Now that CBS and NBC have joined ABC in taking the first steps toward a possible sprint into new digital-distribution territory—foreshadowing a world where everything will be available on-demand for a price—can syndication be far behind?
With staples such as The Oprah Winfrey Show, Entertainment Tonight and Access Hollywood on their rosters, the temptation would seem great for first-run programmers to enter into similar deals. But syndicators lack the clout that broadcast networks have with affiliates, and they have delicate relationships with stations. Industry executives acknowledge it will be much tougher for them to replicate the CBS-Comcast, NBC-Direct TV and ABC-Apple iTunes deals.
Syndicators must go back to the same stations year after year to peddle new shows and renew existing ones. They cannot afford to alienate potential customers that could retaliate by lowering the programming license fees they are willing to pay. Plus, many syndicated shows draw marginal ratings as it is; any more viewer erosion would be a tough pill for stations to swallow.
So, few—if any—syndicators appear anxious to move quickly into an unproven business. “This reminds me of the bulls--t Internet things of years past,” says a senior studio executive who asked to remain anonymous and whose company has extensively researched new business models. “At what point does this consumer say [enough] to paying for every little thing involving TV?” Like others in the TV distribution business, the executive questions whether consumers would spend 99¢ to watch shows on video-on-demand (VOD) that they can just as easily record for free.
Some first-run programmers can still imagine a future of additional revenue streams.

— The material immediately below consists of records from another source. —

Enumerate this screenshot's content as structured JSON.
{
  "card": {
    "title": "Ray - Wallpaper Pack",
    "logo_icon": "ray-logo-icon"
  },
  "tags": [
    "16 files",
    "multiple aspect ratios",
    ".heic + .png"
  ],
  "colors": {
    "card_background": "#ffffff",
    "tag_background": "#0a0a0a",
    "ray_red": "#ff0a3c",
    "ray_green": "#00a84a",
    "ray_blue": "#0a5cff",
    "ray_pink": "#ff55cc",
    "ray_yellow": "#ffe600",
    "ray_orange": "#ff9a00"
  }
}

They see subway riders with handhelds downloading the latest Springer brawl between transvestites in panties, or watching Jennifer Aniston on their cellphones as she chats with Oprah, or wiring into the latest showbiz buzz from one of the magazine shows on a Blackberry.
But it’s uncertain just how many will watch—or pay—over the long run. CBS, which has been offering video downloads of programs on CBS.com and Google for some time, closely guards the specific number of people who have downloaded them. A network spokesman says only that the network is “pleased with what we’ve seen.”
ABC and Apple are also treating the iTunes numbers as proprietary information, refusing to reveal how many have so far seen episodes of Desperate Housewives, Lost, Invasion and its other series on the programming menu.
First-run syndicators could find sponsors for brief versions of shows or offer programming as a free promotional tool—Mary Hart gives viewers the ET Hollywood headlines.
If they sold shows, studios would probably keep the price low to appeal to consumers, like the 99¢ that CBS and NBC will charge Comcast and Direct TV subscribers. But 99¢ can go much further when only the network, distribution provider and a few profit participants are splitting the fee. A syndication company with a popular first-run show ripe for downloading would have to revise its exclusivity templates or be forced to share any fee-based revenue with scores of stations.
If there’s a will, there no doubt will be a way. A decade ago, programmers got pushback when they repurposed broadcast network and first-run series to cable. But today, it’s a common industry practice.
Repurposing syndicated shows could irk stations